* What you will do *
Search the data below for the string "glyph" and copy all lines where it shows up.

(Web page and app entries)
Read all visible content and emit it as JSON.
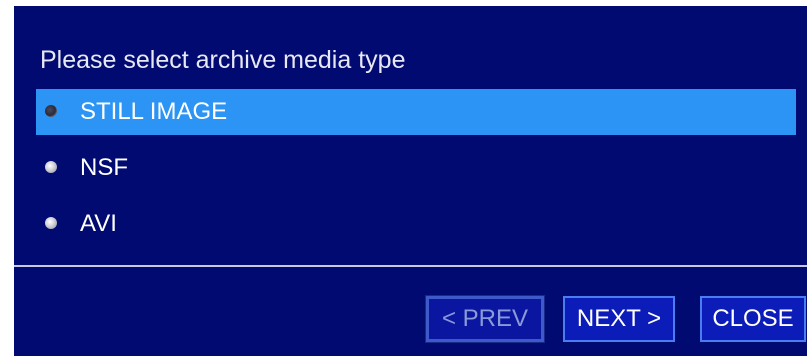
{
  "dialog": {
    "prompt": "Please select archive media type",
    "options": [
      {
        "label": "STILL IMAGE",
        "selected": true
      },
      {
        "label": "NSF",
        "selected": false
      },
      {
        "label": "AVI",
        "selected": false
      }
    ],
    "buttons": {
      "prev_label": "< PREV",
      "next_label": "NEXT >",
      "close_label": "CLOSE"
    }
  },
  "colors": {
    "background": "#000a70",
    "selection": "#2c94f4",
    "button": "#0c1cb8",
    "button_border": "#4a7ef0"
  }
}
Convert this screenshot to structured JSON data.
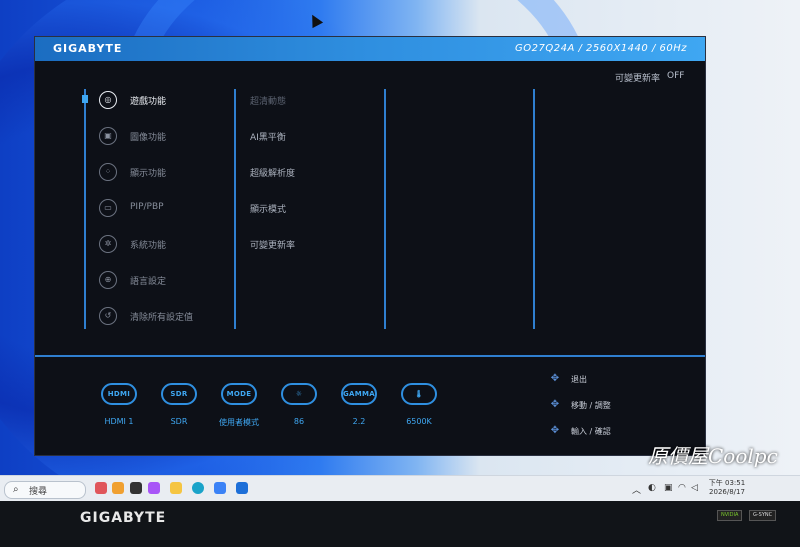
{
  "osd": {
    "brand": "GIGABYTE",
    "model_info": "GO27Q24A / 2560X1440 / 60Hz",
    "top_right_label": "可變更新率",
    "top_right_value": "OFF",
    "menu": [
      {
        "label": "遊戲功能",
        "icon": "gamepad-icon",
        "glyph": "◎",
        "active": true
      },
      {
        "label": "圖像功能",
        "icon": "picture-icon",
        "glyph": "▣",
        "active": false
      },
      {
        "label": "顯示功能",
        "icon": "display-icon",
        "glyph": "⁘",
        "active": false
      },
      {
        "label": "PIP/PBP",
        "icon": "pip-icon",
        "glyph": "▭",
        "active": false
      },
      {
        "label": "系統功能",
        "icon": "gear-icon",
        "glyph": "✲",
        "active": false
      },
      {
        "label": "語言設定",
        "icon": "globe-icon",
        "glyph": "⊕",
        "active": false
      },
      {
        "label": "清除所有設定值",
        "icon": "reset-icon",
        "glyph": "↺",
        "active": false
      }
    ],
    "submenu": [
      {
        "label": "超清動態",
        "dim": true
      },
      {
        "label": "AI黑平衡",
        "dim": false
      },
      {
        "label": "超級解析度",
        "dim": false
      },
      {
        "label": "顯示模式",
        "dim": false
      },
      {
        "label": "可變更新率",
        "dim": false
      }
    ],
    "status": [
      {
        "pill": "HDMI",
        "value": "HDMI 1",
        "icon": "hdmi-icon"
      },
      {
        "pill": "SDR",
        "value": "SDR",
        "icon": "sdr-icon"
      },
      {
        "pill": "MODE",
        "value": "使用者模式",
        "icon": "mode-icon"
      },
      {
        "pill": "☼",
        "value": "86",
        "icon": "brightness-icon"
      },
      {
        "pill": "GAMMA",
        "value": "2.2",
        "icon": "gamma-icon"
      },
      {
        "pill": "🌡",
        "value": "6500K",
        "icon": "color-temperature-icon"
      }
    ],
    "key_hints": [
      {
        "label": "退出",
        "icon": "joystick-exit-icon"
      },
      {
        "label": "移動 / 調整",
        "icon": "joystick-move-icon"
      },
      {
        "label": "輸入 / 確認",
        "icon": "joystick-enter-icon"
      }
    ]
  },
  "desktop": {
    "search_placeholder": "搜尋",
    "clock_time": "下午 03:51",
    "clock_date": "2026/8/17"
  },
  "monitor": {
    "bezel_brand": "GIGABYTE",
    "badge_nvidia": "NVIDIA",
    "badge_gsync": "G-SYNC"
  },
  "watermark": "原價屋Coolpc"
}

* Final answer *
        "glyph": "◎",
        "glyph": "▣",
        "glyph": "⁘",
        "glyph": "▭",
        "glyph": "✲",
        "glyph": "⊕",
        "glyph": "↺",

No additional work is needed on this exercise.